REQUIRED WORK:
Each line below is to be set down again exactly.

Component data from apps and pages

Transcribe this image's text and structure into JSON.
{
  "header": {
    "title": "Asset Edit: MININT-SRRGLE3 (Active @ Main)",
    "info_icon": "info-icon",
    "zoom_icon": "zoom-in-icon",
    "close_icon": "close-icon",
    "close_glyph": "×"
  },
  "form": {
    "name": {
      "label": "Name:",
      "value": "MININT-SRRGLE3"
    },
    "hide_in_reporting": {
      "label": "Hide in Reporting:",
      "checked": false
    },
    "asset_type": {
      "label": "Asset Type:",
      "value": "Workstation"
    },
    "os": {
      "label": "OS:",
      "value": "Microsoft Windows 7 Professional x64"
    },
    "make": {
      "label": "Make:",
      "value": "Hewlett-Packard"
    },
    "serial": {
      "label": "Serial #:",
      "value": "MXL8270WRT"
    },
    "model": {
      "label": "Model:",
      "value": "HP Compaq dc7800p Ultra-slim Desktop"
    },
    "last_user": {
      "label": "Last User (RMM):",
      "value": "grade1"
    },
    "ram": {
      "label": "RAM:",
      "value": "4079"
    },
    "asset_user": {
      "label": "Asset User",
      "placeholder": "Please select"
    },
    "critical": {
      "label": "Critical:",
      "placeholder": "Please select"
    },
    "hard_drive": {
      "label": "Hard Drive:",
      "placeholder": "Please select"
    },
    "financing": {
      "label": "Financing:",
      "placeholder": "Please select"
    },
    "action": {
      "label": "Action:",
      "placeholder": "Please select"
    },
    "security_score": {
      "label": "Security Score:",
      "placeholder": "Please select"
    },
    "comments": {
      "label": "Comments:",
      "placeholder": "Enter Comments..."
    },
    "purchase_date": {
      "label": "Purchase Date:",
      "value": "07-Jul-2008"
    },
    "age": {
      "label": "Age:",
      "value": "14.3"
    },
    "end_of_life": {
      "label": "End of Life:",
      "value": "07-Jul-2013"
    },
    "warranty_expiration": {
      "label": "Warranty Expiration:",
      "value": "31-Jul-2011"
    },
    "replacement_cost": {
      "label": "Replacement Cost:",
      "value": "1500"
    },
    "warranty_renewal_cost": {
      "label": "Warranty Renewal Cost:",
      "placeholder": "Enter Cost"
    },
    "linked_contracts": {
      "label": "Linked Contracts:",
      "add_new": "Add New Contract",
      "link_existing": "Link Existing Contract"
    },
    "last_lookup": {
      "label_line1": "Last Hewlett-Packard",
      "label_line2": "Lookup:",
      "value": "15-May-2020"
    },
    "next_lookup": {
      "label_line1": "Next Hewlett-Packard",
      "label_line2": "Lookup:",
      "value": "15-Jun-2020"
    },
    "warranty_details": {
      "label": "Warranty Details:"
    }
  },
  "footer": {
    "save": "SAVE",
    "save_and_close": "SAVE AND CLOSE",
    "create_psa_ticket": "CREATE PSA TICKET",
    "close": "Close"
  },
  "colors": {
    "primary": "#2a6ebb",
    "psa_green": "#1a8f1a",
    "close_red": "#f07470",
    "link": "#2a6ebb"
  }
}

OUTPUT OF THE EXERCISE:
Transcribe this image's text and structure into JSON.
{
  "header": {
    "title": "Asset Edit: MININT-SRRGLE3 (Active @ Main)",
    "info_icon": "info-icon",
    "zoom_icon": "zoom-in-icon",
    "close_icon": "close-icon",
    "close_glyph": "×"
  },
  "form": {
    "name": {
      "label": "Name:",
      "value": "MININT-SRRGLE3"
    },
    "hide_in_reporting": {
      "label": "Hide in Reporting:",
      "checked": false
    },
    "asset_type": {
      "label": "Asset Type:",
      "value": "Workstation"
    },
    "os": {
      "label": "OS:",
      "value": "Microsoft Windows 7 Professional x64"
    },
    "make": {
      "label": "Make:",
      "value": "Hewlett-Packard"
    },
    "serial": {
      "label": "Serial #:",
      "value": "MXL8270WRT"
    },
    "model": {
      "label": "Model:",
      "value": "HP Compaq dc7800p Ultra-slim Desktop"
    },
    "last_user": {
      "label": "Last User (RMM):",
      "value": "grade1"
    },
    "ram": {
      "label": "RAM:",
      "value": "4079"
    },
    "asset_user": {
      "label": "Asset User",
      "placeholder": "Please select"
    },
    "critical": {
      "label": "Critical:",
      "placeholder": "Please select"
    },
    "hard_drive": {
      "label": "Hard Drive:",
      "placeholder": "Please select"
    },
    "financing": {
      "label": "Financing:",
      "placeholder": "Please select"
    },
    "action": {
      "label": "Action:",
      "placeholder": "Please select"
    },
    "security_score": {
      "label": "Security Score:",
      "placeholder": "Please select"
    },
    "comments": {
      "label": "Comments:",
      "placeholder": "Enter Comments..."
    },
    "purchase_date": {
      "label": "Purchase Date:",
      "value": "07-Jul-2008"
    },
    "age": {
      "label": "Age:",
      "value": "14.3"
    },
    "end_of_life": {
      "label": "End of Life:",
      "value": "07-Jul-2013"
    },
    "warranty_expiration": {
      "label": "Warranty Expiration:",
      "value": "31-Jul-2011"
    },
    "replacement_cost": {
      "label": "Replacement Cost:",
      "value": "1500"
    },
    "warranty_renewal_cost": {
      "label": "Warranty Renewal Cost:",
      "placeholder": "Enter Cost"
    },
    "linked_contracts": {
      "label": "Linked Contracts:",
      "add_new": "Add New Contract",
      "link_existing": "Link Existing Contract"
    },
    "last_lookup": {
      "label_line1": "Last Hewlett-Packard",
      "label_line2": "Lookup:",
      "value": "15-May-2020"
    },
    "next_lookup": {
      "label_line1": "Next Hewlett-Packard",
      "label_line2": "Lookup:",
      "value": "15-Jun-2020"
    },
    "warranty_details": {
      "label": "Warranty Details:"
    }
  },
  "footer": {
    "save": "SAVE",
    "save_and_close": "SAVE AND CLOSE",
    "create_psa_ticket": "CREATE PSA TICKET",
    "close": "Close"
  },
  "colors": {
    "primary": "#2a6ebb",
    "psa_green": "#1a8f1a",
    "close_red": "#f07470",
    "link": "#2a6ebb"
  }
}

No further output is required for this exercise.